-- Record extracts --
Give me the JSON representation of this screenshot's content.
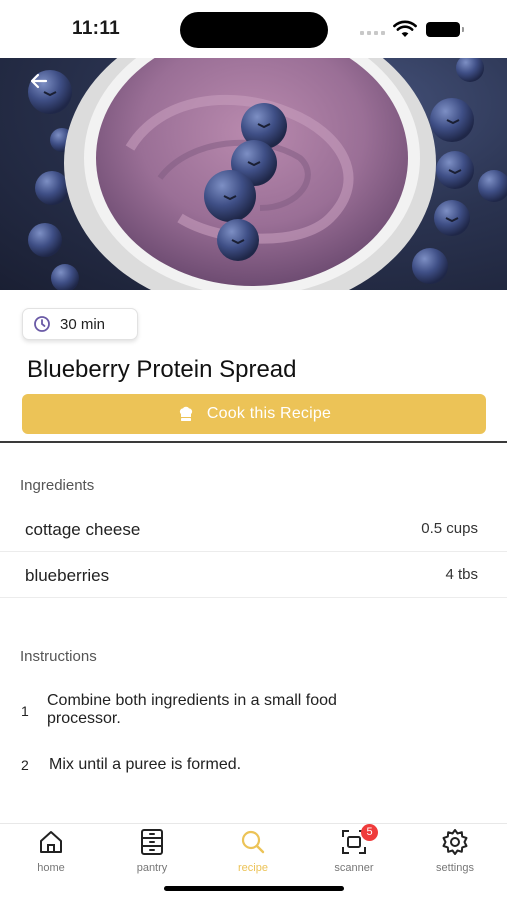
{
  "status_bar": {
    "time": "11:11"
  },
  "recipe": {
    "cook_time": "30 min",
    "title": "Blueberry Protein Spread",
    "cook_button_label": "Cook this Recipe"
  },
  "ingredients": {
    "heading": "Ingredients",
    "items": [
      {
        "name": "cottage cheese",
        "quantity": "0.5 cups"
      },
      {
        "name": "blueberries",
        "quantity": "4 tbs"
      }
    ]
  },
  "instructions": {
    "heading": "Instructions",
    "steps": [
      {
        "number": "1",
        "line1": "Combine both ingredients in a small food",
        "line2": "processor."
      },
      {
        "number": "2",
        "line1": "Mix until a puree is formed."
      }
    ]
  },
  "tabbar": {
    "tabs": [
      {
        "label": "home",
        "icon": "home-icon"
      },
      {
        "label": "pantry",
        "icon": "pantry-icon"
      },
      {
        "label": "recipe",
        "icon": "search-icon",
        "active": true
      },
      {
        "label": "scanner",
        "icon": "scanner-icon",
        "badge": "5"
      },
      {
        "label": "settings",
        "icon": "gear-icon"
      }
    ]
  },
  "colors": {
    "accent": "#ecc357",
    "badge": "#ef3b3b",
    "divider": "#3a3a3a"
  }
}
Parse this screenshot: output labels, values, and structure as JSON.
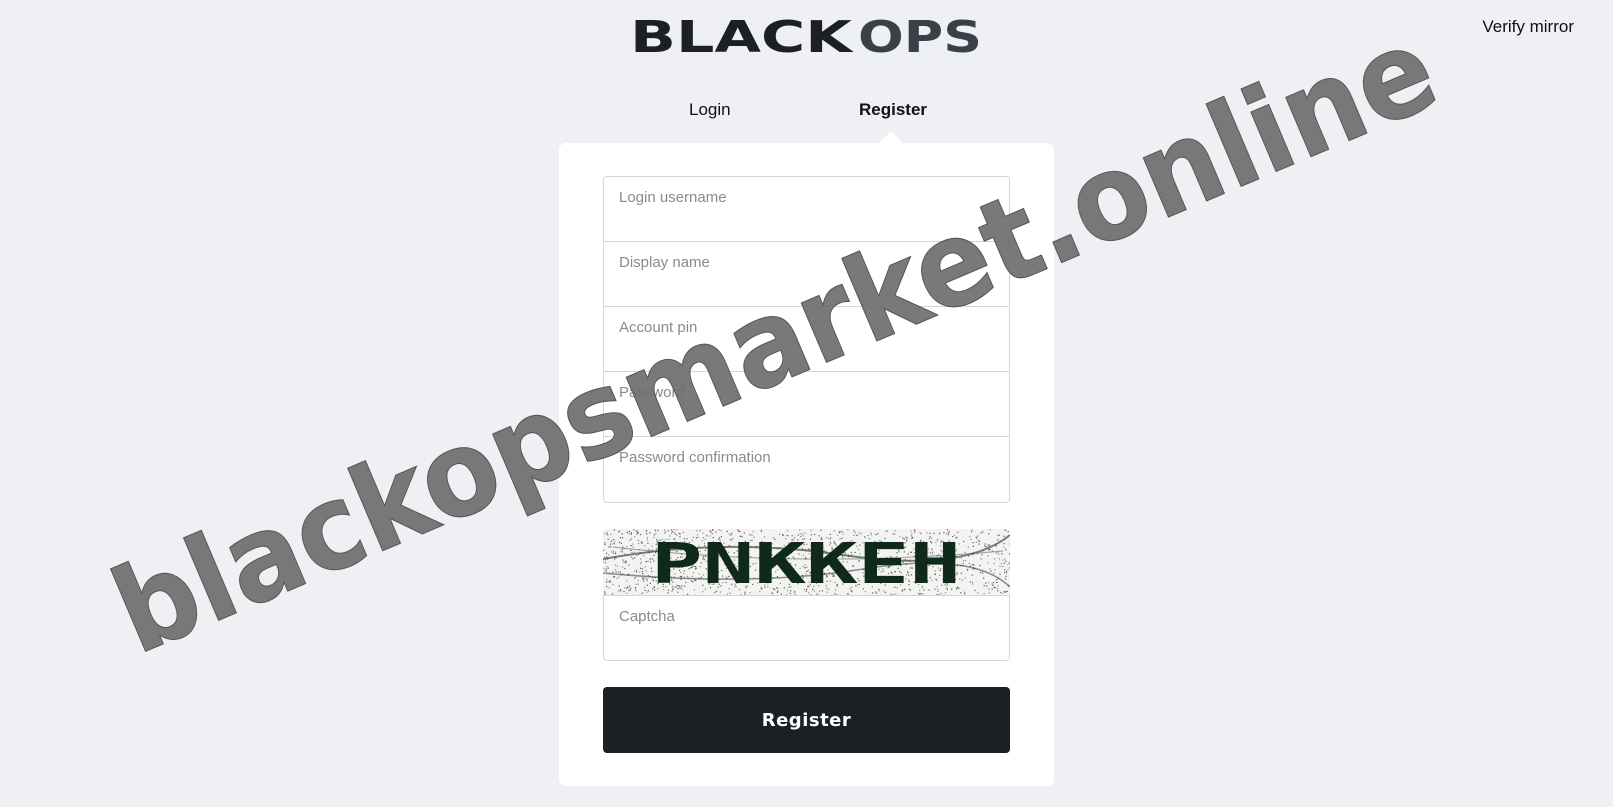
{
  "header": {
    "logo_text": "BLACK OPS",
    "verify_mirror_label": "Verify mirror"
  },
  "tabs": [
    {
      "label": "Login",
      "active": false
    },
    {
      "label": "Register",
      "active": true
    }
  ],
  "form": {
    "fields": [
      {
        "label": "Login username",
        "value": ""
      },
      {
        "label": "Display name",
        "value": ""
      },
      {
        "label": "Account pin",
        "value": ""
      },
      {
        "label": "Password",
        "value": ""
      },
      {
        "label": "Password confirmation",
        "value": ""
      }
    ],
    "captcha": {
      "image_text": "PNKKEH",
      "label": "Captcha",
      "value": ""
    },
    "submit_label": "Register"
  },
  "watermark": {
    "text": "blackopsmarket.online"
  },
  "colors": {
    "background": "#eff0f4",
    "card": "#ffffff",
    "button": "#1c1f23",
    "logo_dark": "#1c1f23",
    "logo_ops": "#3a4048",
    "captcha_ink": "#0f2a1a",
    "watermark": "#6e6e6e"
  }
}
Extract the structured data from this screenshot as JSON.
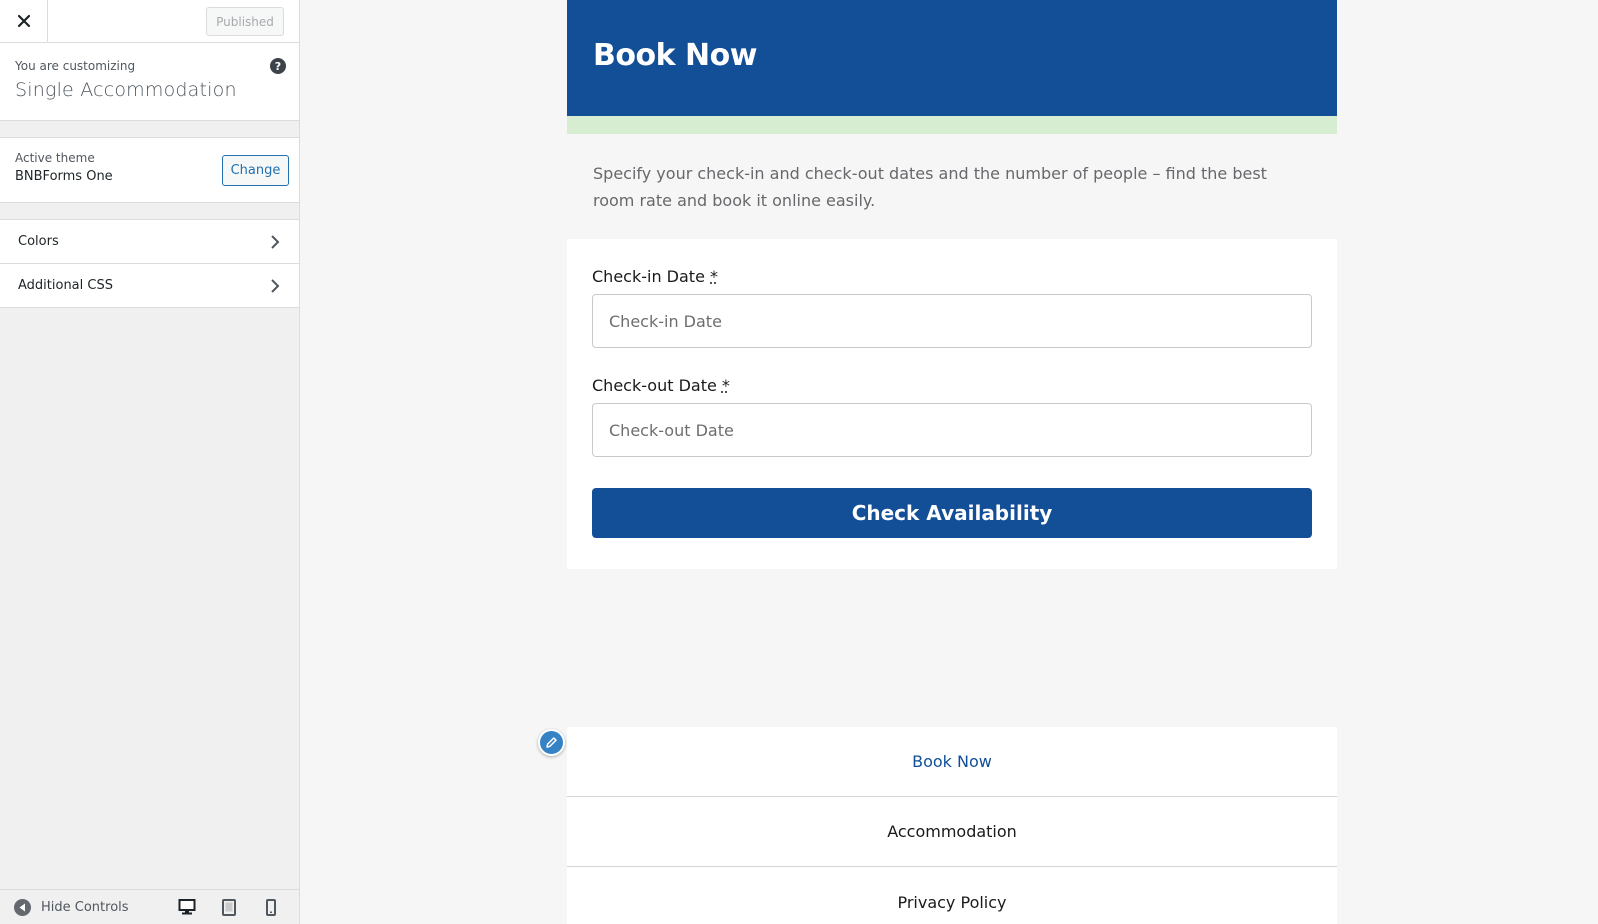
{
  "sidebar": {
    "publish_label": "Published",
    "customizing_label": "You are customizing",
    "customizing_title": "Single Accommodation",
    "help_glyph": "?",
    "theme": {
      "label": "Active theme",
      "name": "BNBForms One",
      "change_label": "Change"
    },
    "sections": [
      {
        "label": "Colors"
      },
      {
        "label": "Additional CSS"
      }
    ],
    "footer": {
      "hide_controls_label": "Hide Controls"
    }
  },
  "preview": {
    "header_title": "Book Now",
    "intro_text": "Specify your check-in and check-out dates and the number of people – find the best room rate and book it online easily.",
    "form": {
      "checkin_label": "Check-in Date",
      "checkin_placeholder": "Check-in Date",
      "checkout_label": "Check-out Date",
      "checkout_placeholder": "Check-out Date",
      "required_mark": "*",
      "submit_label": "Check Availability"
    },
    "footer_nav": [
      {
        "label": "Book Now"
      },
      {
        "label": "Accommodation"
      },
      {
        "label": "Privacy Policy"
      }
    ]
  },
  "colors": {
    "brand_blue": "#124f97",
    "accent_green": "#d7edd2",
    "wp_blue": "#2271b1"
  },
  "icons": [
    "close-icon",
    "help-icon",
    "chevron-right-icon",
    "hide-controls-icon",
    "desktop-icon",
    "tablet-icon",
    "mobile-icon",
    "pencil-icon"
  ]
}
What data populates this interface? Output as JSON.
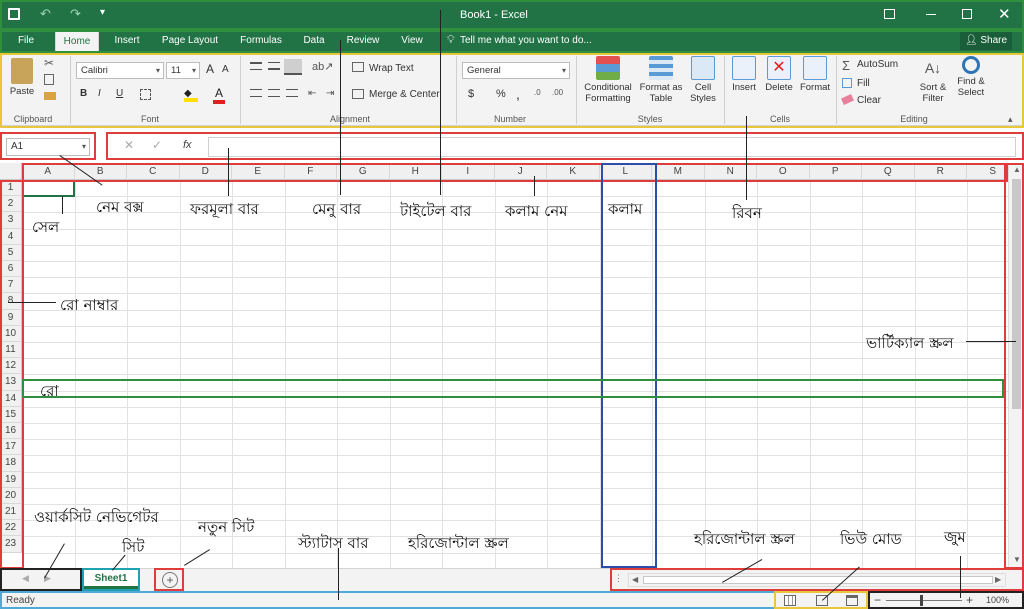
{
  "window": {
    "title": "Book1 - Excel"
  },
  "menu": {
    "file": "File",
    "tabs": [
      "Home",
      "Insert",
      "Page Layout",
      "Formulas",
      "Data",
      "Review",
      "View"
    ],
    "tell_me": "Tell me what you want to do...",
    "share": "Share"
  },
  "ribbon": {
    "clipboard": {
      "label": "Clipboard",
      "paste": "Paste"
    },
    "font": {
      "label": "Font",
      "name": "Calibri",
      "size": "11",
      "bold": "B",
      "italic": "I",
      "underline": "U",
      "grow": "A",
      "shrink": "A"
    },
    "alignment": {
      "label": "Alignment",
      "wrap": "Wrap Text",
      "merge": "Merge & Center"
    },
    "number": {
      "label": "Number",
      "format": "General",
      "currency": "$",
      "percent": "%",
      "comma": ","
    },
    "styles": {
      "label": "Styles",
      "conditional": [
        "Conditional",
        "Formatting"
      ],
      "format_table": [
        "Format as",
        "Table"
      ],
      "cell_styles": [
        "Cell",
        "Styles"
      ]
    },
    "cells": {
      "label": "Cells",
      "insert": "Insert",
      "delete": "Delete",
      "format": "Format"
    },
    "editing": {
      "label": "Editing",
      "autosum": "AutoSum",
      "fill": "Fill",
      "clear": "Clear",
      "sort": [
        "Sort &",
        "Filter"
      ],
      "find": [
        "Find &",
        "Select"
      ]
    }
  },
  "formula_bar": {
    "name_box": "A1",
    "fx": "fx",
    "value": ""
  },
  "columns": [
    "A",
    "B",
    "C",
    "D",
    "E",
    "F",
    "G",
    "H",
    "I",
    "J",
    "K",
    "L",
    "M",
    "N",
    "O",
    "P",
    "Q",
    "R",
    "S"
  ],
  "rows": [
    "1",
    "2",
    "3",
    "4",
    "5",
    "6",
    "7",
    "8",
    "9",
    "10",
    "11",
    "12",
    "13",
    "14",
    "15",
    "16",
    "17",
    "18",
    "19",
    "20",
    "21",
    "22",
    "23"
  ],
  "sheets": {
    "active": "Sheet1",
    "add": "+"
  },
  "status": {
    "text": "Ready",
    "zoom": "100%"
  },
  "annotations": {
    "name_box": "নেম বক্স",
    "formula_bar": "ফরমূলা বার",
    "menu_bar": "মেনু বার",
    "title_bar": "টাইটেল বার",
    "column_name": "কলাম নেম",
    "column": "কলাম",
    "ribbon": "রিবন",
    "cell": "সেল",
    "row_number": "রো নাম্বার",
    "row": "রো",
    "vertical_scroll": "ভার্টিক্যাল স্ক্রল",
    "worksheet_navigator": "ওয়ার্কসিট নেভিগেটর",
    "new_sheet": "নতুন সিট",
    "sheet": "সিট",
    "status_bar": "স্ট্যাটাস বার",
    "horizontal_scroll_1": "হরিজোন্টাল স্ক্রল",
    "horizontal_scroll_2": "হরিজোন্টাল স্ক্রল",
    "view_mode": "ভিউ মোড",
    "zoom": "জুম"
  }
}
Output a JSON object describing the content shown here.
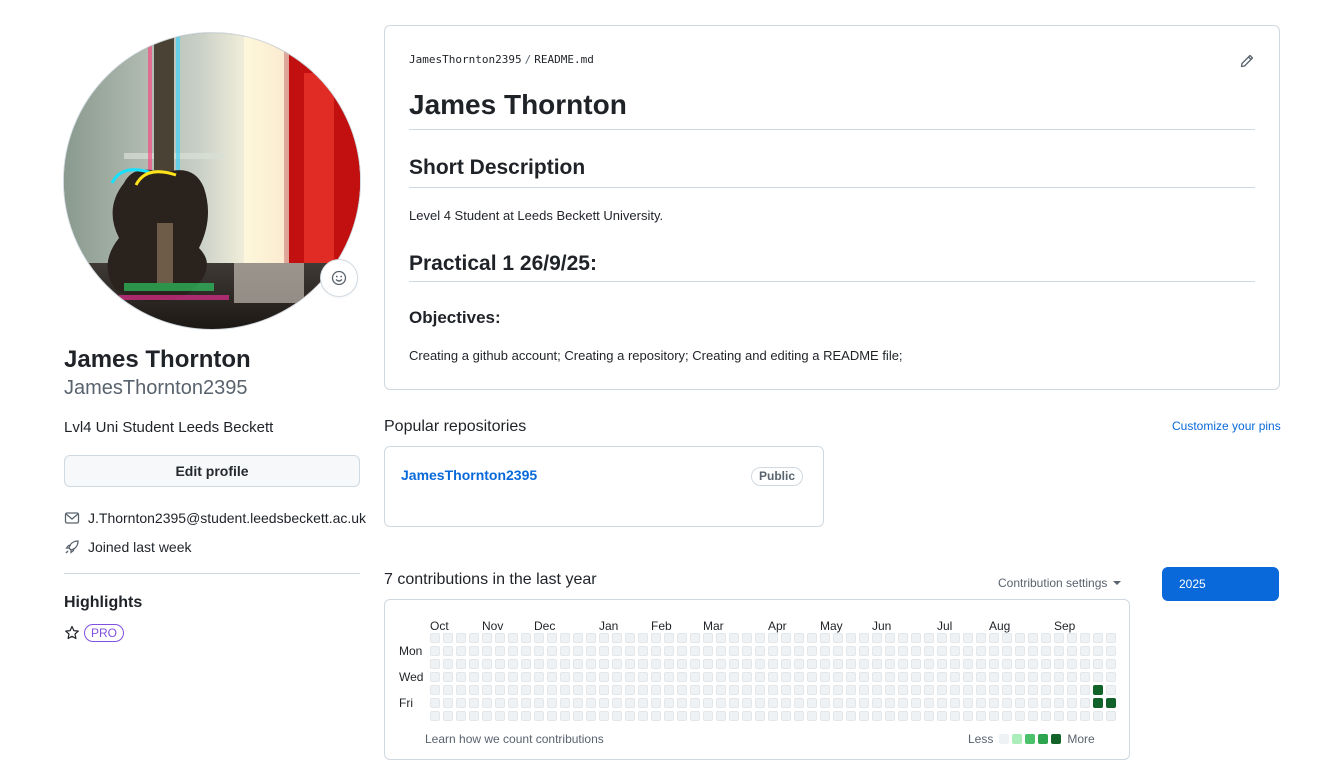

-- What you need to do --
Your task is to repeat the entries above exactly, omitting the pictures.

-- Solution to this problem --
Give me the JSON representation of this screenshot's content.
{
  "status_bar": {
    "time": "11:11"
  },
  "recipe": {
    "cook_time": "30 min",
    "title": "Blueberry Protein Spread",
    "cook_button_label": "Cook this Recipe"
  },
  "ingredients": {
    "heading": "Ingredients",
    "items": [
      {
        "name": "cottage cheese",
        "quantity": "0.5 cups"
      },
      {
        "name": "blueberries",
        "quantity": "4 tbs"
      }
    ]
  },
  "instructions": {
    "heading": "Instructions",
    "steps": [
      {
        "number": "1",
        "line1": "Combine both ingredients in a small food",
        "line2": "processor."
      },
      {
        "number": "2",
        "line1": "Mix until a puree is formed."
      }
    ]
  },
  "tabbar": {
    "tabs": [
      {
        "label": "home",
        "icon": "home-icon"
      },
      {
        "label": "pantry",
        "icon": "pantry-icon"
      },
      {
        "label": "recipe",
        "icon": "search-icon",
        "active": true
      },
      {
        "label": "scanner",
        "icon": "scanner-icon",
        "badge": "5"
      },
      {
        "label": "settings",
        "icon": "gear-icon"
      }
    ]
  },
  "colors": {
    "accent": "#ecc357",
    "badge": "#ef3b3b",
    "divider": "#3a3a3a"
  }
}
Parse this screenshot: output labels, values, and structure as JSON.
{
  "header": {
    "logo_text": "BLACK OPS",
    "verify_mirror_label": "Verify mirror"
  },
  "tabs": [
    {
      "label": "Login",
      "active": false
    },
    {
      "label": "Register",
      "active": true
    }
  ],
  "form": {
    "fields": [
      {
        "label": "Login username",
        "value": ""
      },
      {
        "label": "Display name",
        "value": ""
      },
      {
        "label": "Account pin",
        "value": ""
      },
      {
        "label": "Password",
        "value": ""
      },
      {
        "label": "Password confirmation",
        "value": ""
      }
    ],
    "captcha": {
      "image_text": "PNKKEH",
      "label": "Captcha",
      "value": ""
    },
    "submit_label": "Register"
  },
  "watermark": {
    "text": "blackopsmarket.online"
  },
  "colors": {
    "background": "#eff0f4",
    "card": "#ffffff",
    "button": "#1c1f23",
    "logo_dark": "#1c1f23",
    "logo_ops": "#3a4048",
    "captcha_ink": "#0f2a1a",
    "watermark": "#6e6e6e"
  }
}
Extract the structured data from this screenshot as JSON.
{
  "sidebar": {
    "publish_label": "Published",
    "customizing_label": "You are customizing",
    "customizing_title": "Single Accommodation",
    "help_glyph": "?",
    "theme": {
      "label": "Active theme",
      "name": "BNBForms One",
      "change_label": "Change"
    },
    "sections": [
      {
        "label": "Colors"
      },
      {
        "label": "Additional CSS"
      }
    ],
    "footer": {
      "hide_controls_label": "Hide Controls"
    }
  },
  "preview": {
    "header_title": "Book Now",
    "intro_text": "Specify your check-in and check-out dates and the number of people – find the best room rate and book it online easily.",
    "form": {
      "checkin_label": "Check-in Date",
      "checkin_placeholder": "Check-in Date",
      "checkout_label": "Check-out Date",
      "checkout_placeholder": "Check-out Date",
      "required_mark": "*",
      "submit_label": "Check Availability"
    },
    "footer_nav": [
      {
        "label": "Book Now"
      },
      {
        "label": "Accommodation"
      },
      {
        "label": "Privacy Policy"
      }
    ]
  },
  "colors": {
    "brand_blue": "#124f97",
    "accent_green": "#d7edd2",
    "wp_blue": "#2271b1"
  },
  "icons": [
    "close-icon",
    "help-icon",
    "chevron-right-icon",
    "hide-controls-icon",
    "desktop-icon",
    "tablet-icon",
    "mobile-icon",
    "pencil-icon"
  ]
}
What data populates this interface? Output as JSON.
{
  "window": {
    "title": "Book1 - Excel"
  },
  "menu": {
    "file": "File",
    "tabs": [
      "Home",
      "Insert",
      "Page Layout",
      "Formulas",
      "Data",
      "Review",
      "View"
    ],
    "tell_me": "Tell me what you want to do...",
    "share": "Share"
  },
  "ribbon": {
    "clipboard": {
      "label": "Clipboard",
      "paste": "Paste"
    },
    "font": {
      "label": "Font",
      "name": "Calibri",
      "size": "11",
      "bold": "B",
      "italic": "I",
      "underline": "U",
      "grow": "A",
      "shrink": "A"
    },
    "alignment": {
      "label": "Alignment",
      "wrap": "Wrap Text",
      "merge": "Merge & Center"
    },
    "number": {
      "label": "Number",
      "format": "General",
      "currency": "$",
      "percent": "%",
      "comma": ","
    },
    "styles": {
      "label": "Styles",
      "conditional": [
        "Conditional",
        "Formatting"
      ],
      "format_table": [
        "Format as",
        "Table"
      ],
      "cell_styles": [
        "Cell",
        "Styles"
      ]
    },
    "cells": {
      "label": "Cells",
      "insert": "Insert",
      "delete": "Delete",
      "format": "Format"
    },
    "editing": {
      "label": "Editing",
      "autosum": "AutoSum",
      "fill": "Fill",
      "clear": "Clear",
      "sort": [
        "Sort &",
        "Filter"
      ],
      "find": [
        "Find &",
        "Select"
      ]
    }
  },
  "formula_bar": {
    "name_box": "A1",
    "fx": "fx",
    "value": ""
  },
  "columns": [
    "A",
    "B",
    "C",
    "D",
    "E",
    "F",
    "G",
    "H",
    "I",
    "J",
    "K",
    "L",
    "M",
    "N",
    "O",
    "P",
    "Q",
    "R",
    "S"
  ],
  "rows": [
    "1",
    "2",
    "3",
    "4",
    "5",
    "6",
    "7",
    "8",
    "9",
    "10",
    "11",
    "12",
    "13",
    "14",
    "15",
    "16",
    "17",
    "18",
    "19",
    "20",
    "21",
    "22",
    "23"
  ],
  "sheets": {
    "active": "Sheet1",
    "add": "+"
  },
  "status": {
    "text": "Ready",
    "zoom": "100%"
  },
  "annotations": {
    "name_box": "নেম বক্স",
    "formula_bar": "ফরমূলা বার",
    "menu_bar": "মেনু বার",
    "title_bar": "টাইটেল বার",
    "column_name": "কলাম নেম",
    "column": "কলাম",
    "ribbon": "রিবন",
    "cell": "সেল",
    "row_number": "রো নাম্বার",
    "row": "রো",
    "vertical_scroll": "ভার্টিক্যাল স্ক্রল",
    "worksheet_navigator": "ওয়ার্কসিট নেভিগেটর",
    "new_sheet": "নতুন সিট",
    "sheet": "সিট",
    "status_bar": "স্ট্যাটাস বার",
    "horizontal_scroll_1": "হরিজোন্টাল স্ক্রল",
    "horizontal_scroll_2": "হরিজোন্টাল স্ক্রল",
    "view_mode": "ভিউ মোড",
    "zoom": "জুম"
  }
}
Output a JSON object describing the content shown here.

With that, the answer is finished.